In 2003 God stirred me to launch out on my own as a speaker, writer, trainer, encourager; and I did. For five years I wrote materials for children’s ministry and children’s ministers and I spoke at conferences and churches across the country.

Then life took a turn. My kidneys failed and, boy oh boy, does that take over your life for a season. I was blessed with a kidney transplant by an awesome friend on June 24, 2010 and have been picking myself back up and getting back on the writing track ever since.

Through all these years my writer’s group, Paddle Creek Writers, has been a rock for me. They have encouraged me, cared about me, and challenged me. And they helped keep writing alive in my life when sickness and craziness attempted to drive it out.

One of the major tools we use to stir our creativity is to write for half an hour using a writing prompt. Thus, we were “prompted” to write our first book to encourage writers: Prompted To Write. You can find it on by clicking here:

My current writing resume consists of a number of books on Kindle supporting children’s ministers and home school families as well as … drum roll please … my first novel for young girls. Caitlin’s Summer Adventure is the first in a series. I am loving working on this series. (I know that is not appropriate grammar, but I really am loving it.) You can peek at my stuff by clicking on my Author Page.

Additionally, I have a blog whose sole purpose is to encourage children’s ministers. My passion is to help those whose heart is to minister to children to have the resources and help to do it well. Children’s ministry is tough when it is not going well, but awesome when it is! You can check it out at

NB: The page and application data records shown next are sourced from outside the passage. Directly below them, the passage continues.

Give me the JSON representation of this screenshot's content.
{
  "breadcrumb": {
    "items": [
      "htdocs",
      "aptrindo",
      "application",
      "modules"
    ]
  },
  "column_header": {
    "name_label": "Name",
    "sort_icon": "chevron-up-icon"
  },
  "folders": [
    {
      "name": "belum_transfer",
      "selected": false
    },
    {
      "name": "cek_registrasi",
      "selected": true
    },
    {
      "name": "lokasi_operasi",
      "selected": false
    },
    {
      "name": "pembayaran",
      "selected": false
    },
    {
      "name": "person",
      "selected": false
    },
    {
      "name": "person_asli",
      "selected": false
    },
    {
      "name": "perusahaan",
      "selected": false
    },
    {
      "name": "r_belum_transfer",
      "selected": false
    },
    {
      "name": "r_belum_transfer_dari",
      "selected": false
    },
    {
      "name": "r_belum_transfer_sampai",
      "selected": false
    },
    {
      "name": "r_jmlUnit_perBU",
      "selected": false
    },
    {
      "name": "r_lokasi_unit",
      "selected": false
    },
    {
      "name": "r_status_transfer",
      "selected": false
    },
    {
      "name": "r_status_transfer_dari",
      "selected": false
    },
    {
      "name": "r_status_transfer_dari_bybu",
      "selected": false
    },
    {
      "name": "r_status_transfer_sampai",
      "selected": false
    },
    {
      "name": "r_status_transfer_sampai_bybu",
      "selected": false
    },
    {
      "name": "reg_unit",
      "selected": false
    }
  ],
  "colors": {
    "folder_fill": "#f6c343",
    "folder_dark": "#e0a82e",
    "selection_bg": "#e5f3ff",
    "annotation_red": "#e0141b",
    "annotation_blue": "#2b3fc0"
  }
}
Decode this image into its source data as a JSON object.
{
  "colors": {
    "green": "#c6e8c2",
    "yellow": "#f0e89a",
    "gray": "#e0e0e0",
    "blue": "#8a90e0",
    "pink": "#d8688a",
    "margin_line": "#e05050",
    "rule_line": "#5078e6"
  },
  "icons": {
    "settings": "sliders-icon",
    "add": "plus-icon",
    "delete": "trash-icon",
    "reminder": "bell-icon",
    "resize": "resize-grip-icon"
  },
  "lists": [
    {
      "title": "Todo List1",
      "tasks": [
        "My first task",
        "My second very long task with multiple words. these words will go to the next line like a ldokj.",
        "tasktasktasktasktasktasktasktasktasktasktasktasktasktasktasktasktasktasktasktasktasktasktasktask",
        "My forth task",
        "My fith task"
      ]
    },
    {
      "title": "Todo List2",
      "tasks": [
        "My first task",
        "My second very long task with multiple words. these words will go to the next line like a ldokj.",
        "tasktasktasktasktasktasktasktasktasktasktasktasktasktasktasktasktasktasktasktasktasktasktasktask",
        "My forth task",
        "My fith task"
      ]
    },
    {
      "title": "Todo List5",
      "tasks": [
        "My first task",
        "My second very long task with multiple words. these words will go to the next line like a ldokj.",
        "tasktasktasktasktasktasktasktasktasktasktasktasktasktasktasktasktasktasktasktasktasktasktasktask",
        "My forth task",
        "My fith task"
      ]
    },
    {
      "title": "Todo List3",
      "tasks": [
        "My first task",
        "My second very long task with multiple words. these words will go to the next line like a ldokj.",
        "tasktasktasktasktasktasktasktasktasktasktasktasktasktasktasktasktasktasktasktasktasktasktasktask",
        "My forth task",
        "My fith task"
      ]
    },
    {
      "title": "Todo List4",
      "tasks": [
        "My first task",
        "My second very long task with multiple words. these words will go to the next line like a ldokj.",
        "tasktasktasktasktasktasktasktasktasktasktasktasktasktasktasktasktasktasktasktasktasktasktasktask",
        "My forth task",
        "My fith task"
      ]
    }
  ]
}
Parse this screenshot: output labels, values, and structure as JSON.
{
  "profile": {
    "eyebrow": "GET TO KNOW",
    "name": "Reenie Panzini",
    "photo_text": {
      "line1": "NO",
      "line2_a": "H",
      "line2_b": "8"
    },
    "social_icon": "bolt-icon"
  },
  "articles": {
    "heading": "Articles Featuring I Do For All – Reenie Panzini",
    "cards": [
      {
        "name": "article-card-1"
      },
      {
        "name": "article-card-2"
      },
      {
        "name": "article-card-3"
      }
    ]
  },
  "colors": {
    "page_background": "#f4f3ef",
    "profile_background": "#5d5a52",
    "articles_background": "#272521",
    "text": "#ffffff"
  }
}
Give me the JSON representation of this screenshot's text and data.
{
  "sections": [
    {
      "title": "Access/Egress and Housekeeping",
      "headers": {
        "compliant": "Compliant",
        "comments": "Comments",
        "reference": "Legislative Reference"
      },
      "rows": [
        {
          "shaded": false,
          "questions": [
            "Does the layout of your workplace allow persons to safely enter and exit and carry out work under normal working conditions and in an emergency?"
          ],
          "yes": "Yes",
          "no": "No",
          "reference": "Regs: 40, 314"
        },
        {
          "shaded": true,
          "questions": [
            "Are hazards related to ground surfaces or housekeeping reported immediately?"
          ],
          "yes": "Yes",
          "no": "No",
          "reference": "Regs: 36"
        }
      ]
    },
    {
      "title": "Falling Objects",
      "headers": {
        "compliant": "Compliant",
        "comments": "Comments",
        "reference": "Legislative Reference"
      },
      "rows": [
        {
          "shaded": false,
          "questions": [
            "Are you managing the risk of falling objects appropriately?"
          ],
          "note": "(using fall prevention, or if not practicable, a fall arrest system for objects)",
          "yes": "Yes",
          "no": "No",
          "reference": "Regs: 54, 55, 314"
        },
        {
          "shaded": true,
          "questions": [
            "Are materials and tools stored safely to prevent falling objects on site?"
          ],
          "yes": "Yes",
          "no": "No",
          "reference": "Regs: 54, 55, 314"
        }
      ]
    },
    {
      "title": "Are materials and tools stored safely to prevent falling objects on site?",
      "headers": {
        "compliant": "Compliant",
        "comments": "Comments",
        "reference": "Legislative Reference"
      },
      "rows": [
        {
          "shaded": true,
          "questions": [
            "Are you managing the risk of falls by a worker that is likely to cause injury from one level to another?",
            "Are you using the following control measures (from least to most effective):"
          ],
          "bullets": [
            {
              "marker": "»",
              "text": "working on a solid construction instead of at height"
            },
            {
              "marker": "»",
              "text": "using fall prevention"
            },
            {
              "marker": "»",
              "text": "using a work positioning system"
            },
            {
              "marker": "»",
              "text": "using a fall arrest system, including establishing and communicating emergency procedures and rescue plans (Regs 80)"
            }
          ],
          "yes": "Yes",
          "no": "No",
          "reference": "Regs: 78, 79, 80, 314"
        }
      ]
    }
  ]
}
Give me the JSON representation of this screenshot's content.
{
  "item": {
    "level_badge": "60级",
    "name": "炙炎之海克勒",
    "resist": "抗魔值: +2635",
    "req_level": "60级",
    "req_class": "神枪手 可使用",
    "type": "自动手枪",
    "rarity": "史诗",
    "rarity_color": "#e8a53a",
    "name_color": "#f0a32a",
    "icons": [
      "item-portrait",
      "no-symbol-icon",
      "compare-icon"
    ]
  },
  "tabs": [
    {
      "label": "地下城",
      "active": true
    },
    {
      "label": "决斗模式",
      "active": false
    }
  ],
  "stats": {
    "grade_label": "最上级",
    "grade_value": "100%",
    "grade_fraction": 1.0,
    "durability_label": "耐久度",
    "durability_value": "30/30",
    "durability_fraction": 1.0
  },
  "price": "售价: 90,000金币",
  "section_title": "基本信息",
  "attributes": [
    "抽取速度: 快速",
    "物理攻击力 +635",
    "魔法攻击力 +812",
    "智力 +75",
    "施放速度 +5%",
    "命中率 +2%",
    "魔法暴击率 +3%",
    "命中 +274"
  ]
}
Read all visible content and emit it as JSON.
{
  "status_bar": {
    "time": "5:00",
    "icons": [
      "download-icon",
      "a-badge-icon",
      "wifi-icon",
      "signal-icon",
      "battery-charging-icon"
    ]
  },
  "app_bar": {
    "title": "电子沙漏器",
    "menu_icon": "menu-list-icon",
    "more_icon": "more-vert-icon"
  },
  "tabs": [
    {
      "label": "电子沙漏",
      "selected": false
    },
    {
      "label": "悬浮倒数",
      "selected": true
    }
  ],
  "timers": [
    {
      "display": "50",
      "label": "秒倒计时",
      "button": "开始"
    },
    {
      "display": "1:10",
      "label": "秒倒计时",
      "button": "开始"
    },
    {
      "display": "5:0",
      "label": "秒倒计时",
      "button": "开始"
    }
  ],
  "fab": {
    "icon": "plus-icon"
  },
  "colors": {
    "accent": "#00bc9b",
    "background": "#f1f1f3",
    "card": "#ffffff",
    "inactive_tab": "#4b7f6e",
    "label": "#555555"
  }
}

Let us know how we can encourage you on your journey. This is an open and honest forum where you can share your frustrations, help other writers, and vent if you need to. You’re among friends. Writing friends. The best kind of friends!

Pat Meyers

Pat’s Amazon Author page